● **Aim of the exercise**
The finished copy should match every record exactly and contain no pictures.

● **Data for the task**
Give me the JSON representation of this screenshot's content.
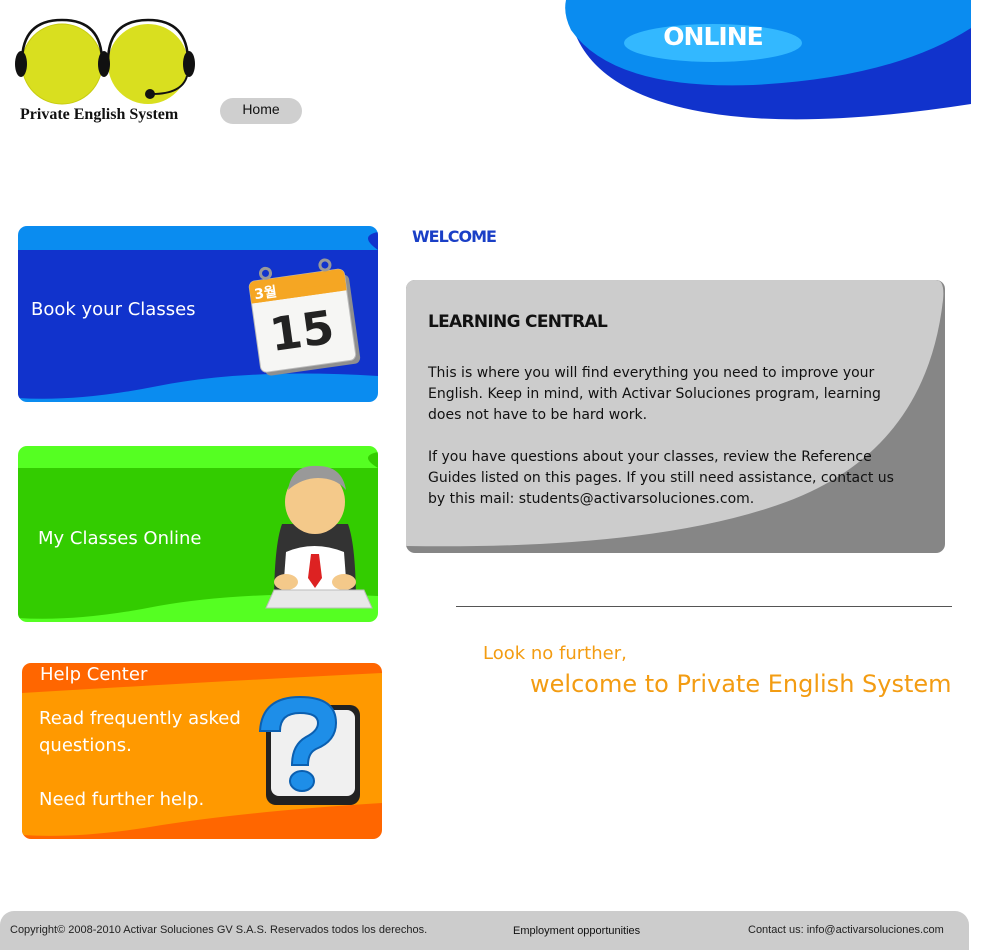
{
  "header": {
    "logo_text": "Private English System",
    "home_label": "Home",
    "badge": "ONLINE"
  },
  "cards": {
    "book": {
      "title": "Book your Classes",
      "calendar_month": "3월",
      "calendar_day": "15"
    },
    "online": {
      "title": "My Classes Online"
    },
    "help": {
      "title": "Help Center",
      "faq": "Read frequently asked questions.",
      "further": "Need further help."
    }
  },
  "main": {
    "welcome": "WELCOME",
    "panel": {
      "title": "LEARNING CENTRAL",
      "p1": "This is where you will find everything you need to improve your English. Keep in mind, with Activar Soluciones program, learning does not have to be hard work.",
      "p2": "If you have questions about your classes, review the Reference Guides listed on this pages. If you still need assistance, contact us by this mail: students@activarsoluciones.com."
    },
    "tagline_1": "Look no further,",
    "tagline_2": "welcome to Private English System"
  },
  "footer": {
    "copyright": "Copyright© 2008-2010 Activar Soluciones GV S.A.S. Reservados todos los derechos.",
    "employment": "Employment opportunities",
    "contact": "Contact us: info@activarsoluciones.com"
  },
  "colors": {
    "blue_dark": "#1133cc",
    "blue_light": "#0a8cf0",
    "green": "#33cc00",
    "green_light": "#55ff22",
    "orange": "#ff9900",
    "orange_dark": "#ff6600",
    "panel_gray": "#cccccc",
    "tagline": "#f39c12",
    "welcome": "#1a3fc6"
  }
}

● **Answer area**
Give me the JSON representation of this screenshot's content.
{
  "header": {
    "logo_text": "Private English System",
    "home_label": "Home",
    "badge": "ONLINE"
  },
  "cards": {
    "book": {
      "title": "Book your Classes",
      "calendar_month": "3월",
      "calendar_day": "15"
    },
    "online": {
      "title": "My Classes Online"
    },
    "help": {
      "title": "Help Center",
      "faq": "Read frequently asked questions.",
      "further": "Need further help."
    }
  },
  "main": {
    "welcome": "WELCOME",
    "panel": {
      "title": "LEARNING CENTRAL",
      "p1": "This is where you will find everything you need to improve your English. Keep in mind, with Activar Soluciones program, learning does not have to be hard work.",
      "p2": "If you have questions about your classes, review the Reference Guides listed on this pages. If you still need assistance, contact us by this mail: students@activarsoluciones.com."
    },
    "tagline_1": "Look no further,",
    "tagline_2": "welcome to Private English System"
  },
  "footer": {
    "copyright": "Copyright© 2008-2010 Activar Soluciones GV S.A.S. Reservados todos los derechos.",
    "employment": "Employment opportunities",
    "contact": "Contact us: info@activarsoluciones.com"
  },
  "colors": {
    "blue_dark": "#1133cc",
    "blue_light": "#0a8cf0",
    "green": "#33cc00",
    "green_light": "#55ff22",
    "orange": "#ff9900",
    "orange_dark": "#ff6600",
    "panel_gray": "#cccccc",
    "tagline": "#f39c12",
    "welcome": "#1a3fc6"
  }
}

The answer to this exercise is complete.